2. A dummy, as claimed in claim 1, wherein the closing means comprises:

a first series of eyelets formed adjacent the lower edge of the depending side wall structure of the cover;

a second series of eyelets formed in the side wall structure of the outer sheath adjacent the first plurality of eyelets; and

lace means passing through the eyelets of the first and second series, the ends of the lace means being tied together.

3. A dummy, as claimed in claim 1, wherein the outer sheath and cover are fabricated from a vinyl coated fabric material and the resilient core is formed from a polymer foam.

4. A dummy, as claimed in claim 1, and further comprising a semiflexible inner sheath having a generally cylindrical side wall structure and an interconnected top wall structure, the inside diameter of the side wall structure of the inner sheath being substantially the same as the diameter of the resilient core and the outside diameter of the side Wall structure of the inner sheath being substantially the same as the inside diameter of the side wall structure of the outer sheath, the height of the side wall structure of the inner sheath being substantially the same as the height of the core, and the said inner sheath being disposed between the core and the outer sheath.

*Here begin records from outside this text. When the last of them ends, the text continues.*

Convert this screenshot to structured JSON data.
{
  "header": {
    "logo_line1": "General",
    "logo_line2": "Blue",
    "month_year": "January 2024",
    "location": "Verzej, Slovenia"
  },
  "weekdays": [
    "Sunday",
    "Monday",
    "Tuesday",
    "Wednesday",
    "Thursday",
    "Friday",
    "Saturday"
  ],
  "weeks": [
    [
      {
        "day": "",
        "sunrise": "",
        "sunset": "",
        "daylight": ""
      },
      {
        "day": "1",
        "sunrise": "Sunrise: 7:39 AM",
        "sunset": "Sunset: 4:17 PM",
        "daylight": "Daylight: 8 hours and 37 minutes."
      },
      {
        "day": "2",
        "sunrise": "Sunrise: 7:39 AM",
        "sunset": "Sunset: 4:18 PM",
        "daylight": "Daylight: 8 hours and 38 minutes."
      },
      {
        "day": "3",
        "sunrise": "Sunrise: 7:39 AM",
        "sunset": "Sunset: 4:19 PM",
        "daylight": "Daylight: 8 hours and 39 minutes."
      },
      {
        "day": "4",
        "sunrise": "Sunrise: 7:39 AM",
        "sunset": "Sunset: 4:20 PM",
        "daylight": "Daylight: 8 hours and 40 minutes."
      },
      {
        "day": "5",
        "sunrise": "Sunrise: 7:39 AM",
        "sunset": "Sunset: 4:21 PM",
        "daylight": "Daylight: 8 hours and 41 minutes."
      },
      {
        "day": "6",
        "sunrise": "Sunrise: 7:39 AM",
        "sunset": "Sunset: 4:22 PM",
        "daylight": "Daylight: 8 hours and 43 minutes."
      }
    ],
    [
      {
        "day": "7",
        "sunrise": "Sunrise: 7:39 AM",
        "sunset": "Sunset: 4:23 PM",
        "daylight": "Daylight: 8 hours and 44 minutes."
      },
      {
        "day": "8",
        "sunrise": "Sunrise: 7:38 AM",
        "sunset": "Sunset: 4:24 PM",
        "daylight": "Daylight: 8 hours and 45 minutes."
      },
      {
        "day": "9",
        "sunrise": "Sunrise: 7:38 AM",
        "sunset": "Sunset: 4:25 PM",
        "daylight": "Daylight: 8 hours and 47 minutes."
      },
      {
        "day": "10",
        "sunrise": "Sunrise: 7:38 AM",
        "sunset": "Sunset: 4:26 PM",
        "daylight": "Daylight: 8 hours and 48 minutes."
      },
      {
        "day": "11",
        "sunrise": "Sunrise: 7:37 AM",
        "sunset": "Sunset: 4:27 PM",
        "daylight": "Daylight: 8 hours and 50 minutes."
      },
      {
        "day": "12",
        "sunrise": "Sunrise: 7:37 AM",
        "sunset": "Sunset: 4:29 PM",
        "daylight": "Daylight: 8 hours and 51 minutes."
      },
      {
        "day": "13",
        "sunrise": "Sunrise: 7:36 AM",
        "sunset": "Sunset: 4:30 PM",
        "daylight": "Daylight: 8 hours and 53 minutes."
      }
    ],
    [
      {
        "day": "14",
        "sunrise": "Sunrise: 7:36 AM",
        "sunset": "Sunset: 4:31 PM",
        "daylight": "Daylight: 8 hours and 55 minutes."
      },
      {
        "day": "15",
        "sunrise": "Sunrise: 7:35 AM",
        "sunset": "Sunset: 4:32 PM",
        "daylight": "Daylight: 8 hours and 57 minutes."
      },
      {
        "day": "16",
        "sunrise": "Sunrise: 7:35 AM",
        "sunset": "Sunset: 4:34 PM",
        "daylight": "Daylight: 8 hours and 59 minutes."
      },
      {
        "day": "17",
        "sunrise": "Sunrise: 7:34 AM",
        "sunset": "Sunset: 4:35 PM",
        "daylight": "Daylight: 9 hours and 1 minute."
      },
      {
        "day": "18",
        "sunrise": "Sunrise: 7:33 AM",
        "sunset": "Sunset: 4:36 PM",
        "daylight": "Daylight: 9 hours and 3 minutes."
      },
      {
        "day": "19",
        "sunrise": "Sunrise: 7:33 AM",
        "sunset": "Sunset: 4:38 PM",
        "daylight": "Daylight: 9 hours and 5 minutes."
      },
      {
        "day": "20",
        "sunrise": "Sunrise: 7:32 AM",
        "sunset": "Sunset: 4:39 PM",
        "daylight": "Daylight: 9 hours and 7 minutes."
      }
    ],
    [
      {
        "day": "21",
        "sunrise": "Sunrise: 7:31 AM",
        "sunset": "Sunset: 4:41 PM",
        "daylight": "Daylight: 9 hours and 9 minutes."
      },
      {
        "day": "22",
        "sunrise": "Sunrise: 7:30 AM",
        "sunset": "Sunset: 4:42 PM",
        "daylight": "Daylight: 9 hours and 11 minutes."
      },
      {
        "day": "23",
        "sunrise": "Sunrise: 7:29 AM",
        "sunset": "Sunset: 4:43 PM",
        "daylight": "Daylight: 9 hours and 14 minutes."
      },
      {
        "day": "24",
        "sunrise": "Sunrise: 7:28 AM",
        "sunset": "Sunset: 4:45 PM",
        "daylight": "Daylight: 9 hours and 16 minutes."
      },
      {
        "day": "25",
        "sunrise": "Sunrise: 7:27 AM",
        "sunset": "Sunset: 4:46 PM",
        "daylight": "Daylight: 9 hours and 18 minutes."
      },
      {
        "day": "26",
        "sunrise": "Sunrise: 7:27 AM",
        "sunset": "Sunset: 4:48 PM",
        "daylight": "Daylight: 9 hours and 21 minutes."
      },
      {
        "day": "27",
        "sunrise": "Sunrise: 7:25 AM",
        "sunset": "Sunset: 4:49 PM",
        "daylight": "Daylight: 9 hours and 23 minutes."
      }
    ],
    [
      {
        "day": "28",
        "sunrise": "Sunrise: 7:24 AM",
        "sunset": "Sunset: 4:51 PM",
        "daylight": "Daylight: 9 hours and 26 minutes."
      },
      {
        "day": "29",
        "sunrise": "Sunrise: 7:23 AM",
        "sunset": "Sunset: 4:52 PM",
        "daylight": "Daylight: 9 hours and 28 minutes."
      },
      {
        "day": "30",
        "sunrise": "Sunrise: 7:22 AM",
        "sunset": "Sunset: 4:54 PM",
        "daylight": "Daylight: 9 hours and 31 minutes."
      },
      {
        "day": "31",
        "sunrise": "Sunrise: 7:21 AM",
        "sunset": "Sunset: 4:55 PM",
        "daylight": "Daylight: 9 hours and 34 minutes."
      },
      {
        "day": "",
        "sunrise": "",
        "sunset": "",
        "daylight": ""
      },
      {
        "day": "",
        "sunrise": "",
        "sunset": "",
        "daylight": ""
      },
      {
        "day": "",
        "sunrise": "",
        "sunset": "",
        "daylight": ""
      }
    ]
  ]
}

5. A dummy, as claimed in claim 4, wherein the inner sheath, outer sheath and cover are fabricated from a vinyl coated fabric material and the resilient core is formed from a polymer foam.

References Cited UNITED STATES PATENTS 2,574,046 11/1951 Logan 273 2,586,283 2/1952 \Vynn 27355 2,904,337 9/1959 Canning 27355 OTHER REFERENCES Premier Products, Winning Football, May 1964, pp.

Patent Citations
Cited PatentFiling datePublication dateApplicantTitle
US2574046 *Jan 13, 1951Nov 6, 1951Roland F LoganPortable dummy for athletic training
US2586283 *Mar 25, 1949Feb 19, 1952Delmos Wynn HermanHandle for football dummies
US2904337 *Oct 30, 1957Sep 15, 1959Canning James RFootball dummy
Referenced by
Citing PatentFiling datePublication dateApplicantTitle
US3576323 *Jun 13, 1968Apr 27, 1971Pellicer Emil StanleySilhouette fencing target with adjustable arm
US3599975 *May 17, 1968Aug 17, 1971Pellicer Emil StanleySilhouette fencing target
US3697068 *Sep 9, 1969Oct 10, 1972Tranly Walls And Mini Courts PNon-planar ball rebound wall
US4079936 *Nov 22, 1976Mar 21, 1978Schachter Robert SFoam bat
US4396190 *Apr 13, 1981Aug 2, 1983Wilkerson C WilliamWeighted device and method of making same
US4527796 *Sep 30, 1980Jul 9, 1985Critelli Thomas PMethod of filling an athletic bag with air and liquid
US5280905 *Apr 12, 1993Jan 25, 1994James MiccoElectronic football blocking and tackling dummy
US5335906 *Jul 17, 1992Aug 9, 1994Delker Charles LDummy apparatus for football practice
US5454560 *Apr 22, 1994Oct 3, 1995Pan; Shih-ChinMultipurpose base bag
US5503606 *Jan 17, 1992Apr 2, 1996Stephens; Thomas E.Training apparatus
US6261210 *Oct 14, 1993Jul 17, 2001Alexander Marinov LishejkovStriking device
US6918893Oct 2, 2002Jul 19, 2005Scimed Life Systems, Inc.Multiple port fluid control valves
US6976974Oct 23, 2002Dec 20, 2005Scimed Life Systems, Inc.Rotary manifold syringe
US7172572Feb 26, 2003Feb 6, 2007Boston Scientific Scimed, Inc.Manifold system for a medical device
US8771152Dec 5, 2011Jul 8, 2014Frank B. SilvermanFitness bag and methods of use
US20040082904 *Oct 23, 2002Apr 29, 2004Eric HoudeRotary manifold syringe
WO1995010336A1 *Oct 14, 1993Apr 20, 1995Aleksander Marinov LishejkovKarate-and-boxing sack
Classifications
U.S. Classification473/444, 273/DIG.800, 273/DIG.500, 273/DIG.600
International ClassificationA63B69/34
Cooperative ClassificationY10S273/08, Y10S273/06, A63B69/345, Y10S273/05
European ClassificationA63B69/34F